Return every line of the records below verbatim, with no pictures in the copy.

→ Data provided:
+ + + +

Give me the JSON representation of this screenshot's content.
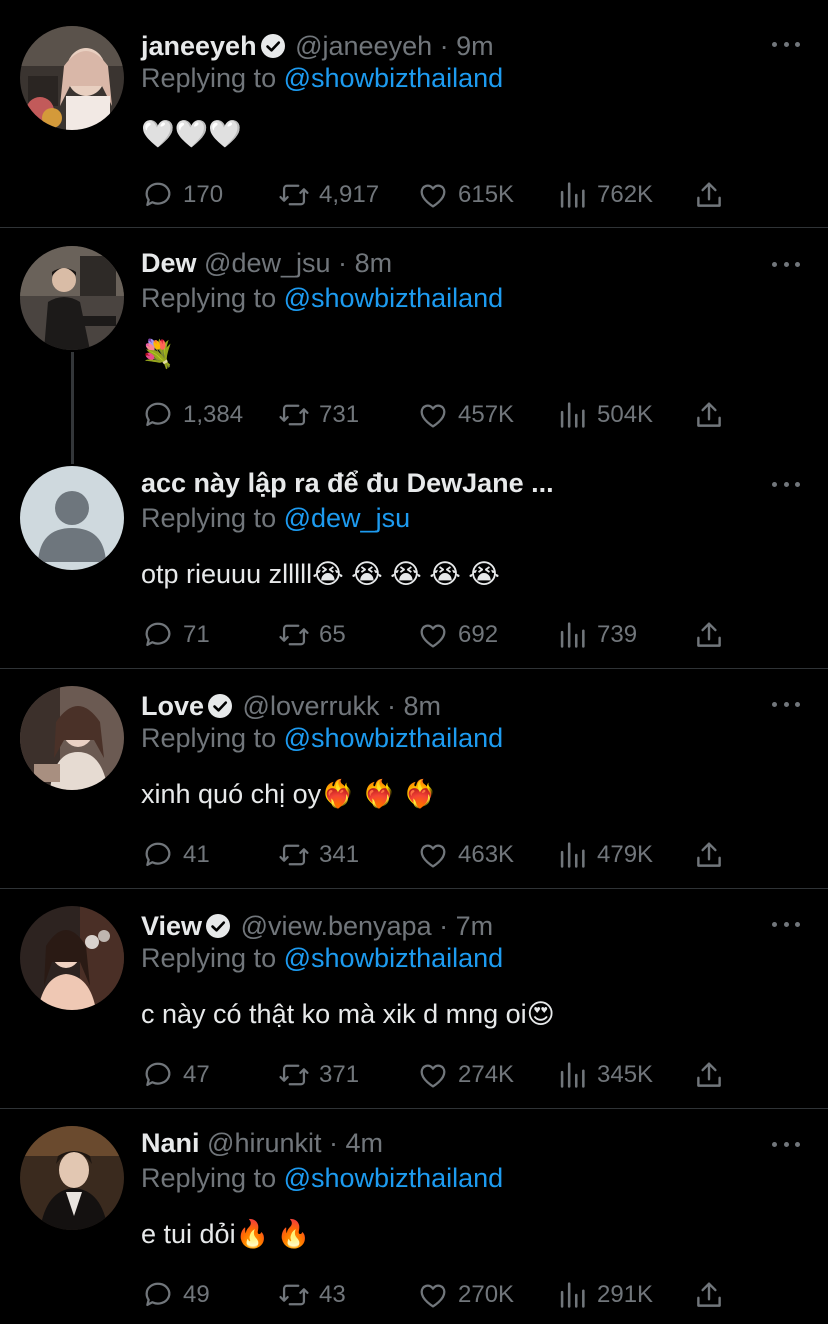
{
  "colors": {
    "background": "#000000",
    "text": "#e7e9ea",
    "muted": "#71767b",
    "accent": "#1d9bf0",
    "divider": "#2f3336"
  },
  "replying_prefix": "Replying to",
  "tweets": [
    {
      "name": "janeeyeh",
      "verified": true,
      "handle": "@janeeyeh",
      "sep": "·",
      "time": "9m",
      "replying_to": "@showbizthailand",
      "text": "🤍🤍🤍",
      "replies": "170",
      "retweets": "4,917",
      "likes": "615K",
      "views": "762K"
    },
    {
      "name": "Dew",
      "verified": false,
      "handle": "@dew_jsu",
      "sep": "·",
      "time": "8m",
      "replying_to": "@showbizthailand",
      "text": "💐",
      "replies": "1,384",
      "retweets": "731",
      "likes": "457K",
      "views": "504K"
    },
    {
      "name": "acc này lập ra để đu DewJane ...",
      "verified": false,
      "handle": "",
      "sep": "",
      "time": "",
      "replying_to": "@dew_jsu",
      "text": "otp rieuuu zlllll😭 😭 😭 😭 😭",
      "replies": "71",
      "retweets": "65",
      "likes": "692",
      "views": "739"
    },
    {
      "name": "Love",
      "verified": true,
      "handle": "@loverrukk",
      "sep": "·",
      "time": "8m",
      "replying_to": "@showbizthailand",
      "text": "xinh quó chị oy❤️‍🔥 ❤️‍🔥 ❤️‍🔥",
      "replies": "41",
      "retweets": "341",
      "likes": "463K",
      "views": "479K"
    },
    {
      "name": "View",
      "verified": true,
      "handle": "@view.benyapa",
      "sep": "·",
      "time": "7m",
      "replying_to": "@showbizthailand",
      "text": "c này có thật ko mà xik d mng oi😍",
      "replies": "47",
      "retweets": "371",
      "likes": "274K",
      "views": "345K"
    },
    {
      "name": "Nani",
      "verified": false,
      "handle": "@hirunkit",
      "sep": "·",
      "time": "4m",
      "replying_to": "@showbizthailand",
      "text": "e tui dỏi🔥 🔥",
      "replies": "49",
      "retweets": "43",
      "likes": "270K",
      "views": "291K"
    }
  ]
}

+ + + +

→ Solution below:
Give me the JSON representation of this screenshot's content.
{
  "colors": {
    "background": "#000000",
    "text": "#e7e9ea",
    "muted": "#71767b",
    "accent": "#1d9bf0",
    "divider": "#2f3336"
  },
  "replying_prefix": "Replying to",
  "tweets": [
    {
      "name": "janeeyeh",
      "verified": true,
      "handle": "@janeeyeh",
      "sep": "·",
      "time": "9m",
      "replying_to": "@showbizthailand",
      "text": "🤍🤍🤍",
      "replies": "170",
      "retweets": "4,917",
      "likes": "615K",
      "views": "762K"
    },
    {
      "name": "Dew",
      "verified": false,
      "handle": "@dew_jsu",
      "sep": "·",
      "time": "8m",
      "replying_to": "@showbizthailand",
      "text": "💐",
      "replies": "1,384",
      "retweets": "731",
      "likes": "457K",
      "views": "504K"
    },
    {
      "name": "acc này lập ra để đu DewJane ...",
      "verified": false,
      "handle": "",
      "sep": "",
      "time": "",
      "replying_to": "@dew_jsu",
      "text": "otp rieuuu zlllll😭 😭 😭 😭 😭",
      "replies": "71",
      "retweets": "65",
      "likes": "692",
      "views": "739"
    },
    {
      "name": "Love",
      "verified": true,
      "handle": "@loverrukk",
      "sep": "·",
      "time": "8m",
      "replying_to": "@showbizthailand",
      "text": "xinh quó chị oy❤️‍🔥 ❤️‍🔥 ❤️‍🔥",
      "replies": "41",
      "retweets": "341",
      "likes": "463K",
      "views": "479K"
    },
    {
      "name": "View",
      "verified": true,
      "handle": "@view.benyapa",
      "sep": "·",
      "time": "7m",
      "replying_to": "@showbizthailand",
      "text": "c này có thật ko mà xik d mng oi😍",
      "replies": "47",
      "retweets": "371",
      "likes": "274K",
      "views": "345K"
    },
    {
      "name": "Nani",
      "verified": false,
      "handle": "@hirunkit",
      "sep": "·",
      "time": "4m",
      "replying_to": "@showbizthailand",
      "text": "e tui dỏi🔥 🔥",
      "replies": "49",
      "retweets": "43",
      "likes": "270K",
      "views": "291K"
    }
  ]
}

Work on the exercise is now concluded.